Breast Cancer

Know your options

A diagnosis of breast cancer may be life changing for you, your family and friends. 

Getting the facts about your diagnosis and available treatments will help you make the best decisions based on your situation.  It is important to tell your doctor and nurse how you prefer to receive information and how much you want to know.

Don’t be afraid to voice your questions and concerns as this will help you and your health care team form a partnership in your care.

On the following pages, you will find information on HER2-positive breast cancer and triple negative breast cancer, the treatments available from Roche as well as some useful resources for you to download.

About HER2-positive breast cancer 

In New Zealand about 1 in 5 women with breast cancer are HER2-positive.

HER2 (human epidermal growth factor receptor 2) is a protein that sits on the surface of all normal cells in your body and helps to regulate the way cells grow and divide into other cells.  In HER2-positive breast cancer, too much HER2 is present or expressed and the cells become abnormal.  These abnormal cells multiply rapidly and produce more abnormal cells resulting in a tumour.

To help your understanding of breast cancer download the booklet: What does my pathology report mean? by clicking here.

There are a number of Roche medicines available for the treatment of HER2-positive breast cancer. Some of these medicines are funded by PHARMAC and some are unfunded which means you will have to pay for them. Click on the links below for more information.

Herceptin®
(trastuzumab)

For the treatment of early HER2-positive breast cancer and advanced HER2-positive breast cancer.

Kadcyla®
(trastuzumab emtansine)

For the treatment of advanced HER2-positive breast cancer.


About triple negative breast cancer (TNBC)

Triple negative breast cancer is a type of breast cancer that does not have any of the receptors commonly found on breast cancer cells – oestrogen, progesterone or HER2 receptors. 

Around 15% of all breast cancers are triple negative. 
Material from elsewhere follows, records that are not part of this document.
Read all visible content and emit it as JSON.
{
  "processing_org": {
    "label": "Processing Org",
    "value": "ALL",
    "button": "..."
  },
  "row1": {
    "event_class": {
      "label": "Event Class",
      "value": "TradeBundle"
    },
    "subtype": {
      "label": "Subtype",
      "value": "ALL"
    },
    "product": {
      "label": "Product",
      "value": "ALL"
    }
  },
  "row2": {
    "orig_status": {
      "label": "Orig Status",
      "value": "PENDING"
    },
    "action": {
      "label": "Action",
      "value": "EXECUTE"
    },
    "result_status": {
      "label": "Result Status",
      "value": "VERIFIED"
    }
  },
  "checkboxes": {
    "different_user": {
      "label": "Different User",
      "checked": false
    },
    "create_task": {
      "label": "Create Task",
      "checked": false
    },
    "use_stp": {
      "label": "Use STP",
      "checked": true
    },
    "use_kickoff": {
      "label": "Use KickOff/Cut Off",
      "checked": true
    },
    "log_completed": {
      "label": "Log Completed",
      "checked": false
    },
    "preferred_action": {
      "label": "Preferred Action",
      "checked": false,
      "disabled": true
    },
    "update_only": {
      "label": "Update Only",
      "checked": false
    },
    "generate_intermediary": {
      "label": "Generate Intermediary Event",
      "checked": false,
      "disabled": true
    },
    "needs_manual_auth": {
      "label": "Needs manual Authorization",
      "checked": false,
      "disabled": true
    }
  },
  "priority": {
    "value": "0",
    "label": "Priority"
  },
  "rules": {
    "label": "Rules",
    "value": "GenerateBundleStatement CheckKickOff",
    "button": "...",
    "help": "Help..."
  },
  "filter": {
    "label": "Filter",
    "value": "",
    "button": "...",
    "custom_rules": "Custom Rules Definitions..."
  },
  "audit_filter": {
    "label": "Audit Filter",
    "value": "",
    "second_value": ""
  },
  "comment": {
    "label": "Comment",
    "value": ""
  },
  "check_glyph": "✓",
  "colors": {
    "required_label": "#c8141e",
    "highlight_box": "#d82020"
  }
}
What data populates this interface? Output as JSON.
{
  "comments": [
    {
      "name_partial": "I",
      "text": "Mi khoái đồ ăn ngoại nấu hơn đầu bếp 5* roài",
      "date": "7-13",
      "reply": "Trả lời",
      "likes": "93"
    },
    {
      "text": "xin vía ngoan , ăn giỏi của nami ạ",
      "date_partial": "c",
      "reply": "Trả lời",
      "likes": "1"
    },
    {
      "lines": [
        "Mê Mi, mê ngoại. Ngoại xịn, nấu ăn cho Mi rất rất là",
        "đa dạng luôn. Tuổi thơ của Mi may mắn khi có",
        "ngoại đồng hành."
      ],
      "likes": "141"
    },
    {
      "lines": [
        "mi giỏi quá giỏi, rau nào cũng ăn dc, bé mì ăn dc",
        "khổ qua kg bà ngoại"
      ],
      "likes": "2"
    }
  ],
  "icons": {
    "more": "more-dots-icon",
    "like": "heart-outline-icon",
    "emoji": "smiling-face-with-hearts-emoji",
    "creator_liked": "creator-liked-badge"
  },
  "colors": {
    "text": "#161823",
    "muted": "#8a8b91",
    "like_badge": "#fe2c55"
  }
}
There is a Roche medicine available for the treatment of advanced TNBC.  This medicine is not funded by PHARMAC which means you will have to pay for it. Click on the link below for more information.

Tecentriq®
(atezolizumab)

For the treatment of advanced TNBC.